Instructions for the task
In full and without alteration, write out the lines below.
= Beginning of Section =
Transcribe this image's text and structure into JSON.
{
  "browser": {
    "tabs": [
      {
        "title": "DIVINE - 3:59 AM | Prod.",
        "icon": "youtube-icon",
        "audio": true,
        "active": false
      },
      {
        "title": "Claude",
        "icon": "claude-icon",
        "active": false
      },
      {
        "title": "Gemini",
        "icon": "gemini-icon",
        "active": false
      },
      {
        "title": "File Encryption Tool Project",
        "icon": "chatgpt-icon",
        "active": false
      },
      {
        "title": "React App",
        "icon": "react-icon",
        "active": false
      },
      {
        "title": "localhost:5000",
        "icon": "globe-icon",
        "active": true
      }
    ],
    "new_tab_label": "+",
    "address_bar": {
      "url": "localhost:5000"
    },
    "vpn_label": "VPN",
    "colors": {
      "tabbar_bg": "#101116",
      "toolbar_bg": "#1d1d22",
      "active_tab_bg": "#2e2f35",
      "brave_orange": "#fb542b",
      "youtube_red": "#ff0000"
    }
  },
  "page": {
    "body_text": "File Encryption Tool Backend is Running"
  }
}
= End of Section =
Finished task
Transcribe this image's text and structure into JSON.
{
  "browser": {
    "tabs": [
      {
        "title": "DIVINE - 3:59 AM | Prod.",
        "icon": "youtube-icon",
        "audio": true,
        "active": false
      },
      {
        "title": "Claude",
        "icon": "claude-icon",
        "active": false
      },
      {
        "title": "Gemini",
        "icon": "gemini-icon",
        "active": false
      },
      {
        "title": "File Encryption Tool Project",
        "icon": "chatgpt-icon",
        "active": false
      },
      {
        "title": "React App",
        "icon": "react-icon",
        "active": false
      },
      {
        "title": "localhost:5000",
        "icon": "globe-icon",
        "active": true
      }
    ],
    "new_tab_label": "+",
    "address_bar": {
      "url": "localhost:5000"
    },
    "vpn_label": "VPN",
    "colors": {
      "tabbar_bg": "#101116",
      "toolbar_bg": "#1d1d22",
      "active_tab_bg": "#2e2f35",
      "brave_orange": "#fb542b",
      "youtube_red": "#ff0000"
    }
  },
  "page": {
    "body_text": "File Encryption Tool Backend is Running"
  }
}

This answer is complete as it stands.